Task brief:
Determine how many lines of the entries include the word "data", and report that number with no further text.

Supplied material:
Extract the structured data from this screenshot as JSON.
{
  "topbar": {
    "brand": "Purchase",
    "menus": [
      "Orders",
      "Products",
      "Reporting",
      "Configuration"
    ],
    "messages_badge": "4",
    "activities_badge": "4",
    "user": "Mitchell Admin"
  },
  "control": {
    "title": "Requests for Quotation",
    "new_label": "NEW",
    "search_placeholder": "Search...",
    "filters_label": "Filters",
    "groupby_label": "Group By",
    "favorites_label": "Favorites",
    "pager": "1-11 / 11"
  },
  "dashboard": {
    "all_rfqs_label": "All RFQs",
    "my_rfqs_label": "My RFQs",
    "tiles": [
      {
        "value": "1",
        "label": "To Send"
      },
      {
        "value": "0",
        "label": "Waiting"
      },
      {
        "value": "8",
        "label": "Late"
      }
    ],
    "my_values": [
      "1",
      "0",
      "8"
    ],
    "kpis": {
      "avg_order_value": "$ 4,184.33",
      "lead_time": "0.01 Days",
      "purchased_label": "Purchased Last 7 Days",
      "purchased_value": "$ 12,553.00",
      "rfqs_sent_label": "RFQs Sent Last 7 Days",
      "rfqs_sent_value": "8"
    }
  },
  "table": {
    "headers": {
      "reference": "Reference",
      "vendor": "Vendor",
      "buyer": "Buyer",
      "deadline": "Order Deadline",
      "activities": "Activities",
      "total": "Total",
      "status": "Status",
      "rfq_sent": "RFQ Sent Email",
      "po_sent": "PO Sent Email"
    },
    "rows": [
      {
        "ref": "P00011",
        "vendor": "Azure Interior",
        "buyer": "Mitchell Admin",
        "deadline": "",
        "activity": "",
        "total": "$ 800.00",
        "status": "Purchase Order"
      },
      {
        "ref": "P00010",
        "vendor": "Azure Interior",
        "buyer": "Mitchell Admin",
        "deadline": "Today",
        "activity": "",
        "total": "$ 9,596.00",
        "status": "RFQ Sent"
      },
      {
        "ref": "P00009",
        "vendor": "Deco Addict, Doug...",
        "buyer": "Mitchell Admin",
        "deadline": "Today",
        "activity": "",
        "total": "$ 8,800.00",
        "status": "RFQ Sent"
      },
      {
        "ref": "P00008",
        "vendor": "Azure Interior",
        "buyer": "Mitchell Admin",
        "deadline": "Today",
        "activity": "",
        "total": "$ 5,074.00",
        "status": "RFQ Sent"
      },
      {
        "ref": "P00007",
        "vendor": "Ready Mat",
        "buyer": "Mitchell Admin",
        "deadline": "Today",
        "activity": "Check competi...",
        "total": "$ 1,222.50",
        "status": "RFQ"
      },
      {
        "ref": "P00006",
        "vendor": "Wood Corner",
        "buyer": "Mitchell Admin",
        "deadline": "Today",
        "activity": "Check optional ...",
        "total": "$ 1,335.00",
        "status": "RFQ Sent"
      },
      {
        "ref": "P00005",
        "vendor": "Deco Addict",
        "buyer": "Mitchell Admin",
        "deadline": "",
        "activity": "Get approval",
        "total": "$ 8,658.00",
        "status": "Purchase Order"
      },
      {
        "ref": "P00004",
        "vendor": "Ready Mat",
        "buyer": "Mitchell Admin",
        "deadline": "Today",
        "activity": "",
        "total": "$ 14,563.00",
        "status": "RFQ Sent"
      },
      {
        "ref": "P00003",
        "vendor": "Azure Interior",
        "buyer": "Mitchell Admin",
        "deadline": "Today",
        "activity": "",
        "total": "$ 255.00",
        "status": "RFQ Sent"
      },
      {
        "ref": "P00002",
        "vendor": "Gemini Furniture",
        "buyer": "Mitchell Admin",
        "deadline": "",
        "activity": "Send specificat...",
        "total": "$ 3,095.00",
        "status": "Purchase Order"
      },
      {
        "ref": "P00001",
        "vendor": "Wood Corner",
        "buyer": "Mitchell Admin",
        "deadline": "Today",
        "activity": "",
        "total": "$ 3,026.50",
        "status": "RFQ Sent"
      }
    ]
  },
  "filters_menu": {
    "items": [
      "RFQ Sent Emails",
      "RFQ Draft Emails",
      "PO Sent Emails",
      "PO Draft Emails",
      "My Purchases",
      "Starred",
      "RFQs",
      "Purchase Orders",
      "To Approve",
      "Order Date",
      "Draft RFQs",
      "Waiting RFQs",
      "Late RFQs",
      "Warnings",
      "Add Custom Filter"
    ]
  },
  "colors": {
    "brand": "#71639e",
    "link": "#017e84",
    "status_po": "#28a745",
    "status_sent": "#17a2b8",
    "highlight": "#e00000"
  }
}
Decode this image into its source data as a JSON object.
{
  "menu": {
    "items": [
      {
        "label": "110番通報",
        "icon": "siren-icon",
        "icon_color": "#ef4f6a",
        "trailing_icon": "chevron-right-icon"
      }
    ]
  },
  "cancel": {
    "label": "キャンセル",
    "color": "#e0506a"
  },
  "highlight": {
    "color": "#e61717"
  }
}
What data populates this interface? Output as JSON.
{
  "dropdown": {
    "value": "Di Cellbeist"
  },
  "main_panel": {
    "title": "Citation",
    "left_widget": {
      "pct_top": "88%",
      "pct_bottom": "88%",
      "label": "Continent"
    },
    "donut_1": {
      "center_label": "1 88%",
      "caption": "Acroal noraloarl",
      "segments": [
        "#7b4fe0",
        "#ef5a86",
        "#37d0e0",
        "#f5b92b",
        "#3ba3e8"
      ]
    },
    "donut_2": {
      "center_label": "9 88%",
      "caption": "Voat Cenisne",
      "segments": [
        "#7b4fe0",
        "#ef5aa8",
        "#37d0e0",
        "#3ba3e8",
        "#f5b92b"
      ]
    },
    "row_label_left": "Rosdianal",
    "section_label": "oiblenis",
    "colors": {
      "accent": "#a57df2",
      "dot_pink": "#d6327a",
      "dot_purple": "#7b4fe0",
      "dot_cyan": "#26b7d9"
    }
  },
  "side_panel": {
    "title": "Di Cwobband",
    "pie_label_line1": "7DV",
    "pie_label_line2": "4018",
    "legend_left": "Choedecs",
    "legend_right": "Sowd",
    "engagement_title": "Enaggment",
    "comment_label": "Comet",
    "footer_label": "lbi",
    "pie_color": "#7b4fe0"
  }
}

Problem solution:
3